The causes of the departure

Peasants excluded from the agricultural circuit could find no different employment in a country still at the beginning of industrialization. Francesco Saverio Nitti icastically argued that for them, oppressed by the exploitation of the masters and rich only in debt, the choice was "brigands or emigrants." He also hoped that emigration would become a factor of modernization. Emigrants would "study and import" upon their return the mentality, rules and rhythms of modern times. Thus, to put it in words that could not yet be in Nitti's vocabulary, Christ would be able to continue his journey south of Eboli. (1)

In other regions the nascent mechanized industry cut skilled artisans and skilled laborers out of the labor market. They went to other countries because they offered better opportunities to achieve economic and social goals that were difficult to achieve at home. Men for whom emigration was only one of the possible life choices.

The decision to leave was often made on the call from abroad of relatives or friends and also found comfort in the "emigrant guides" very often produced by countries that wanted to attract labor from Europe. They showed images of paradise on earth: boundless plains with exuberant vegetation, neat houses, orderly city districts.

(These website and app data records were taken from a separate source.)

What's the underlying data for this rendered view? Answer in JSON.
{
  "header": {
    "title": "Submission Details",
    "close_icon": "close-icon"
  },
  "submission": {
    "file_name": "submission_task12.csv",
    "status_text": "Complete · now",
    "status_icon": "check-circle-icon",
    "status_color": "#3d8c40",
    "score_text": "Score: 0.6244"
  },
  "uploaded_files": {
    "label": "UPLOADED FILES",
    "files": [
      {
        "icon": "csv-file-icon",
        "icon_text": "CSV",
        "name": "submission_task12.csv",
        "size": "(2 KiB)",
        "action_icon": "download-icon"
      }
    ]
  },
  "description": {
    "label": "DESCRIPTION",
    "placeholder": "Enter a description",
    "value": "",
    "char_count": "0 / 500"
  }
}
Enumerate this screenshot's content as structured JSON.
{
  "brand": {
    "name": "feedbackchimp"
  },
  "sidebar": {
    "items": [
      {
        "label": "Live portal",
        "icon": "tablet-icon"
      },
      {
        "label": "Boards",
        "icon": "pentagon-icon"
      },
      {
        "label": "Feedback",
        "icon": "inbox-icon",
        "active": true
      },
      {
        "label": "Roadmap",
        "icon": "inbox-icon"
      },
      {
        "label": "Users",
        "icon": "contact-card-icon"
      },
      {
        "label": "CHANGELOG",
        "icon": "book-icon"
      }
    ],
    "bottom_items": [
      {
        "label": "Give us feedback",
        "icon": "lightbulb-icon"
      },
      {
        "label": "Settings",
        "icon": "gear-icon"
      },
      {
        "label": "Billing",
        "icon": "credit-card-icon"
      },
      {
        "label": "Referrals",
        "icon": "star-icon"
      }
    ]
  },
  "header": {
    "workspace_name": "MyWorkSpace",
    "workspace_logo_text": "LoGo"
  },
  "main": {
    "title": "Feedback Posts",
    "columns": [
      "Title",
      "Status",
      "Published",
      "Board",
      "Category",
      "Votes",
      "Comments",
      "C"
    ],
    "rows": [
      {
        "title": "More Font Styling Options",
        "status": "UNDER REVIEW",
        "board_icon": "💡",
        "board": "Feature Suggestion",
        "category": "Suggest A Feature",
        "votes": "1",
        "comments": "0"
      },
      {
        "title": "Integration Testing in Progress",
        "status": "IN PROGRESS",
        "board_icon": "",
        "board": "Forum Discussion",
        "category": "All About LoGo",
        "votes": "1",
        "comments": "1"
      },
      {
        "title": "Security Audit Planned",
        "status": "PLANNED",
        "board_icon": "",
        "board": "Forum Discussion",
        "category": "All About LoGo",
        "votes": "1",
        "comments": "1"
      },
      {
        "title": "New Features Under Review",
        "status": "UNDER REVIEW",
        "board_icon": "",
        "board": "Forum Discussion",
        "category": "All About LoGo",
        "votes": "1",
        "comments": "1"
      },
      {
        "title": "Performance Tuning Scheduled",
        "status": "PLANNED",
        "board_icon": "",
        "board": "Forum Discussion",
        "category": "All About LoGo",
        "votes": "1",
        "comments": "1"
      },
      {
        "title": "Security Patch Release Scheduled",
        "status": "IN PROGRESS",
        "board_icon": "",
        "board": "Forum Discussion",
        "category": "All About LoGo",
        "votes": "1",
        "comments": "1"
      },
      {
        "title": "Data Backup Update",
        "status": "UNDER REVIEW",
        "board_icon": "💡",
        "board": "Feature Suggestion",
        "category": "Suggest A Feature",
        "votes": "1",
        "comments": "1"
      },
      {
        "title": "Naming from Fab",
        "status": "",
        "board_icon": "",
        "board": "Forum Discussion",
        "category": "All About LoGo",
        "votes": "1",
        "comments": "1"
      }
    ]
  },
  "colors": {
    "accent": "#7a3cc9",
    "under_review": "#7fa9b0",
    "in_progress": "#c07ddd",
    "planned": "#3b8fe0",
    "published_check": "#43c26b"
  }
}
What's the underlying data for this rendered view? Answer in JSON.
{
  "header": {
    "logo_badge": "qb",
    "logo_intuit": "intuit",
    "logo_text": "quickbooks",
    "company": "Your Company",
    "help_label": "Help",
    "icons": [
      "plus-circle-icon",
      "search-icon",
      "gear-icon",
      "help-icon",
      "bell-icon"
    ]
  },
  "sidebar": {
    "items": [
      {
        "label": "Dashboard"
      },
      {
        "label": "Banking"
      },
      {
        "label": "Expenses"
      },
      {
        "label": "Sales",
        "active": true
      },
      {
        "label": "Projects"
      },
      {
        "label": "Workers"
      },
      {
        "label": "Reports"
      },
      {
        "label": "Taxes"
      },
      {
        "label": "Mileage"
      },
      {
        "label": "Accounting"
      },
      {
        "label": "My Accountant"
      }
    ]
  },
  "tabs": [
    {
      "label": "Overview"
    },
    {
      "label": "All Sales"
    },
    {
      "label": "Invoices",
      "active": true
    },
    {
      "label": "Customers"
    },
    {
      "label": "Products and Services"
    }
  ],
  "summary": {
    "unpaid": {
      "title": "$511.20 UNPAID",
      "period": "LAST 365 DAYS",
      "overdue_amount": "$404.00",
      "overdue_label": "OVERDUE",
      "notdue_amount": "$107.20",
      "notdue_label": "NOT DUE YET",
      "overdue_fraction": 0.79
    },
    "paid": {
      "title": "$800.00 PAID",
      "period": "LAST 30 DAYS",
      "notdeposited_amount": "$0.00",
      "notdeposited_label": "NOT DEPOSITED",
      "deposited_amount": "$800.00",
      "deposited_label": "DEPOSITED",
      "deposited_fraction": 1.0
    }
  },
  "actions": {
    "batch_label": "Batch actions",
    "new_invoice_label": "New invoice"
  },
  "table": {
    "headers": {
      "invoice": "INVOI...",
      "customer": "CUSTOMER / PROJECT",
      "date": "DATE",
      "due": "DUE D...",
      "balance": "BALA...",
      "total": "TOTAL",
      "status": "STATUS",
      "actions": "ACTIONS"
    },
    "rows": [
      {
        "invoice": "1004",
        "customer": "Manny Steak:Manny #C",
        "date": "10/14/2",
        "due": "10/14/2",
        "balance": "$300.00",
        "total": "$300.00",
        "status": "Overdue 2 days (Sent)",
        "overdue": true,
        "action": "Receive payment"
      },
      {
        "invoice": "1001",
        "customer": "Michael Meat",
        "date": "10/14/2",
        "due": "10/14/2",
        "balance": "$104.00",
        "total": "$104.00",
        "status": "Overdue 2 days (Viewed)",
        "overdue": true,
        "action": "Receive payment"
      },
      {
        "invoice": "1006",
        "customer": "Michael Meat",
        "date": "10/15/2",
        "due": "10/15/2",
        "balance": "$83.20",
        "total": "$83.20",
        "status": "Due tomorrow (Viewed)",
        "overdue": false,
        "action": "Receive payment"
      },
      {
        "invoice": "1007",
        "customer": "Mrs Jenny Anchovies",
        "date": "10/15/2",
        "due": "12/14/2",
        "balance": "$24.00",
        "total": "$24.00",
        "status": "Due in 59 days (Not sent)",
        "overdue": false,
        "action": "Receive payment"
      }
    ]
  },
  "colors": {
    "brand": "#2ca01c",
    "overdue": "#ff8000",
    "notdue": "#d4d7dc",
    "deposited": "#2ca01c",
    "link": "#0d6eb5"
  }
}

(1) Carlo Levi, a young intellectual from Turin, in the years of fascism was sentenced to confinement in Lucania where he wrote the novel "Christ Stopped at Eboli." The title echoed a peasant saying to signify that his own world was still outside history.